December 23, 2022
Author: Henry Sokolski and Gary Schmitt
The country is focused on the Jan. 6 committee’s criminal referral of former President Trump to the Department of Justice (DOJ) for four alleged crimes, including inciting and abetting an insurrection. But Trump’s decision to stash classified documents at his Mar-a-Lago residence continues to be investigated by DOJ. Although not rising to the level of insurrection, the possible crime of mishandling defense information and obstructing their lawful recovery deserves greater congressional attention.
Initially, Trump and some of his supporters claimed that, as president, he had declassified the documents, and, hence, they were his to keep. Putting aside whether keeping the documents, declassified or not, is a violation of presidential records law (which it most likely is), some commentators have dismissed the notion that the president could have in fact declassified the documents.
Lacking any written record, the former president’s claim is seen as typical Trump — just winging it when it comes to asserting presidential powers. That none of his lawyers have advanced this argument in court reaffirms the opinion of most that it should not be taken seriously.

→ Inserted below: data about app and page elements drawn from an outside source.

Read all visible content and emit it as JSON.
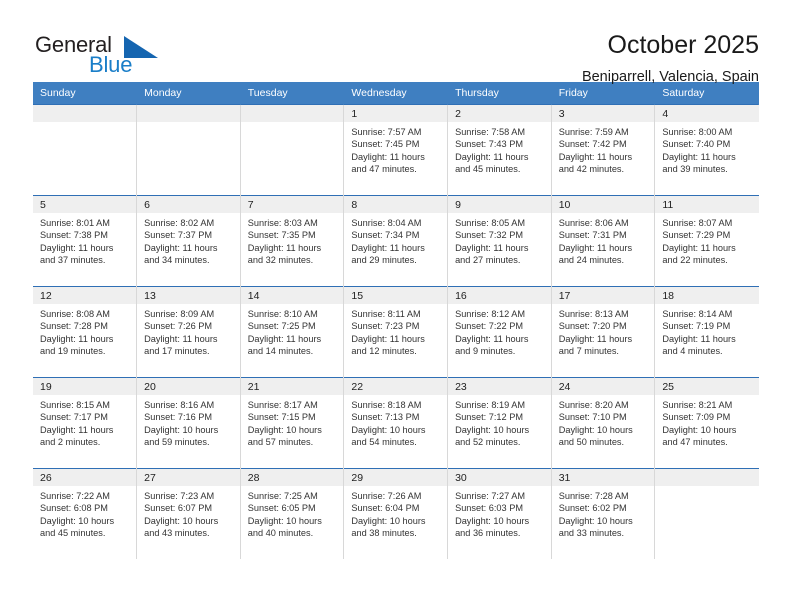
{
  "brand": {
    "name_part1": "General",
    "name_part2": "Blue",
    "triangle_color": "#1565b0",
    "blue_text_color": "#1a7ec8"
  },
  "header": {
    "title": "October 2025",
    "location": "Beniparrell, Valencia, Spain"
  },
  "theme": {
    "header_row_bg": "#3f7fc1",
    "row_border": "#2f6fb5",
    "daynum_bg": "#efefef"
  },
  "weekday_headers": [
    "Sunday",
    "Monday",
    "Tuesday",
    "Wednesday",
    "Thursday",
    "Friday",
    "Saturday"
  ],
  "labels": {
    "sunrise_prefix": "Sunrise:",
    "sunset_prefix": "Sunset:",
    "daylight_prefix": "Daylight:"
  },
  "weeks": [
    [
      {
        "day": "",
        "empty": true
      },
      {
        "day": "",
        "empty": true
      },
      {
        "day": "",
        "empty": true
      },
      {
        "day": "1",
        "sunrise": "Sunrise: 7:57 AM",
        "sunset": "Sunset: 7:45 PM",
        "daylight_line1": "Daylight: 11 hours",
        "daylight_line2": "and 47 minutes."
      },
      {
        "day": "2",
        "sunrise": "Sunrise: 7:58 AM",
        "sunset": "Sunset: 7:43 PM",
        "daylight_line1": "Daylight: 11 hours",
        "daylight_line2": "and 45 minutes."
      },
      {
        "day": "3",
        "sunrise": "Sunrise: 7:59 AM",
        "sunset": "Sunset: 7:42 PM",
        "daylight_line1": "Daylight: 11 hours",
        "daylight_line2": "and 42 minutes."
      },
      {
        "day": "4",
        "sunrise": "Sunrise: 8:00 AM",
        "sunset": "Sunset: 7:40 PM",
        "daylight_line1": "Daylight: 11 hours",
        "daylight_line2": "and 39 minutes."
      }
    ],
    [
      {
        "day": "5",
        "sunrise": "Sunrise: 8:01 AM",
        "sunset": "Sunset: 7:38 PM",
        "daylight_line1": "Daylight: 11 hours",
        "daylight_line2": "and 37 minutes."
      },
      {
        "day": "6",
        "sunrise": "Sunrise: 8:02 AM",
        "sunset": "Sunset: 7:37 PM",
        "daylight_line1": "Daylight: 11 hours",
        "daylight_line2": "and 34 minutes."
      },
      {
        "day": "7",
        "sunrise": "Sunrise: 8:03 AM",
        "sunset": "Sunset: 7:35 PM",
        "daylight_line1": "Daylight: 11 hours",
        "daylight_line2": "and 32 minutes."
      },
      {
        "day": "8",
        "sunrise": "Sunrise: 8:04 AM",
        "sunset": "Sunset: 7:34 PM",
        "daylight_line1": "Daylight: 11 hours",
        "daylight_line2": "and 29 minutes."
      },
      {
        "day": "9",
        "sunrise": "Sunrise: 8:05 AM",
        "sunset": "Sunset: 7:32 PM",
        "daylight_line1": "Daylight: 11 hours",
        "daylight_line2": "and 27 minutes."
      },
      {
        "day": "10",
        "sunrise": "Sunrise: 8:06 AM",
        "sunset": "Sunset: 7:31 PM",
        "daylight_line1": "Daylight: 11 hours",
        "daylight_line2": "and 24 minutes."
      },
      {
        "day": "11",
        "sunrise": "Sunrise: 8:07 AM",
        "sunset": "Sunset: 7:29 PM",
        "daylight_line1": "Daylight: 11 hours",
        "daylight_line2": "and 22 minutes."
      }
    ],
    [
      {
        "day": "12",
        "sunrise": "Sunrise: 8:08 AM",
        "sunset": "Sunset: 7:28 PM",
        "daylight_line1": "Daylight: 11 hours",
        "daylight_line2": "and 19 minutes."
      },
      {
        "day": "13",
        "sunrise": "Sunrise: 8:09 AM",
        "sunset": "Sunset: 7:26 PM",
        "daylight_line1": "Daylight: 11 hours",
        "daylight_line2": "and 17 minutes."
      },
      {
        "day": "14",
        "sunrise": "Sunrise: 8:10 AM",
        "sunset": "Sunset: 7:25 PM",
        "daylight_line1": "Daylight: 11 hours",
        "daylight_line2": "and 14 minutes."
      },
      {
        "day": "15",
        "sunrise": "Sunrise: 8:11 AM",
        "sunset": "Sunset: 7:23 PM",
        "daylight_line1": "Daylight: 11 hours",
        "daylight_line2": "and 12 minutes."
      },
      {
        "day": "16",
        "sunrise": "Sunrise: 8:12 AM",
        "sunset": "Sunset: 7:22 PM",
        "daylight_line1": "Daylight: 11 hours",
        "daylight_line2": "and 9 minutes."
      },
      {
        "day": "17",
        "sunrise": "Sunrise: 8:13 AM",
        "sunset": "Sunset: 7:20 PM",
        "daylight_line1": "Daylight: 11 hours",
        "daylight_line2": "and 7 minutes."
      },
      {
        "day": "18",
        "sunrise": "Sunrise: 8:14 AM",
        "sunset": "Sunset: 7:19 PM",
        "daylight_line1": "Daylight: 11 hours",
        "daylight_line2": "and 4 minutes."
      }
    ],
    [
      {
        "day": "19",
        "sunrise": "Sunrise: 8:15 AM",
        "sunset": "Sunset: 7:17 PM",
        "daylight_line1": "Daylight: 11 hours",
        "daylight_line2": "and 2 minutes."
      },
      {
        "day": "20",
        "sunrise": "Sunrise: 8:16 AM",
        "sunset": "Sunset: 7:16 PM",
        "daylight_line1": "Daylight: 10 hours",
        "daylight_line2": "and 59 minutes."
      },
      {
        "day": "21",
        "sunrise": "Sunrise: 8:17 AM",
        "sunset": "Sunset: 7:15 PM",
        "daylight_line1": "Daylight: 10 hours",
        "daylight_line2": "and 57 minutes."
      },
      {
        "day": "22",
        "sunrise": "Sunrise: 8:18 AM",
        "sunset": "Sunset: 7:13 PM",
        "daylight_line1": "Daylight: 10 hours",
        "daylight_line2": "and 54 minutes."
      },
      {
        "day": "23",
        "sunrise": "Sunrise: 8:19 AM",
        "sunset": "Sunset: 7:12 PM",
        "daylight_line1": "Daylight: 10 hours",
        "daylight_line2": "and 52 minutes."
      },
      {
        "day": "24",
        "sunrise": "Sunrise: 8:20 AM",
        "sunset": "Sunset: 7:10 PM",
        "daylight_line1": "Daylight: 10 hours",
        "daylight_line2": "and 50 minutes."
      },
      {
        "day": "25",
        "sunrise": "Sunrise: 8:21 AM",
        "sunset": "Sunset: 7:09 PM",
        "daylight_line1": "Daylight: 10 hours",
        "daylight_line2": "and 47 minutes."
      }
    ],
    [
      {
        "day": "26",
        "sunrise": "Sunrise: 7:22 AM",
        "sunset": "Sunset: 6:08 PM",
        "daylight_line1": "Daylight: 10 hours",
        "daylight_line2": "and 45 minutes."
      },
      {
        "day": "27",
        "sunrise": "Sunrise: 7:23 AM",
        "sunset": "Sunset: 6:07 PM",
        "daylight_line1": "Daylight: 10 hours",
        "daylight_line2": "and 43 minutes."
      },
      {
        "day": "28",
        "sunrise": "Sunrise: 7:25 AM",
        "sunset": "Sunset: 6:05 PM",
        "daylight_line1": "Daylight: 10 hours",
        "daylight_line2": "and 40 minutes."
      },
      {
        "day": "29",
        "sunrise": "Sunrise: 7:26 AM",
        "sunset": "Sunset: 6:04 PM",
        "daylight_line1": "Daylight: 10 hours",
        "daylight_line2": "and 38 minutes."
      },
      {
        "day": "30",
        "sunrise": "Sunrise: 7:27 AM",
        "sunset": "Sunset: 6:03 PM",
        "daylight_line1": "Daylight: 10 hours",
        "daylight_line2": "and 36 minutes."
      },
      {
        "day": "31",
        "sunrise": "Sunrise: 7:28 AM",
        "sunset": "Sunset: 6:02 PM",
        "daylight_line1": "Daylight: 10 hours",
        "daylight_line2": "and 33 minutes."
      },
      {
        "day": "",
        "empty": true
      }
    ]
  ]
}
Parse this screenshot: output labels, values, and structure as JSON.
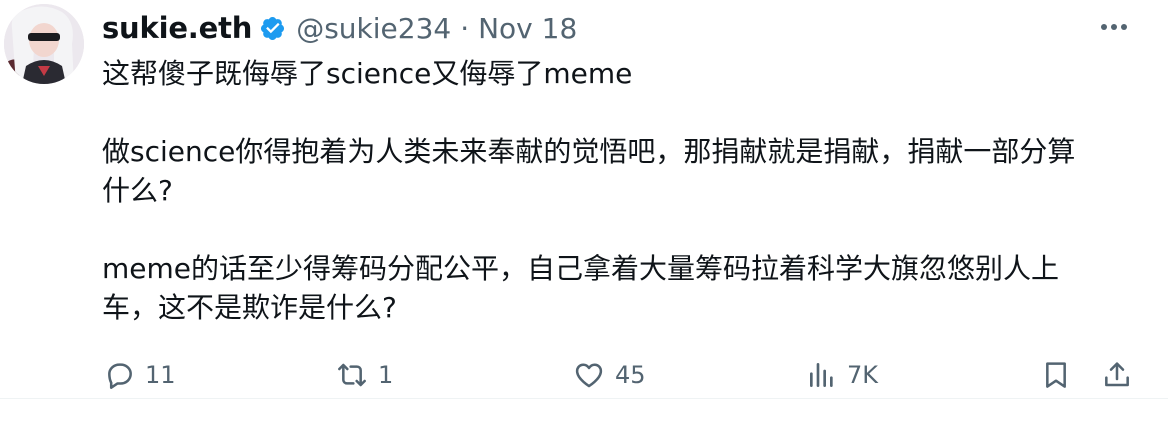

But it would be wrong to simply dismiss Trump’s assertion, and it is an issue that is in danger of falling through the cracks. Presidents have long claimed the authority to classify materials by dint of the president being the nation’s chief executive and commander in chief — the only official vested under Article II of the Constitution with “the executive power.”
Click here to read the full article.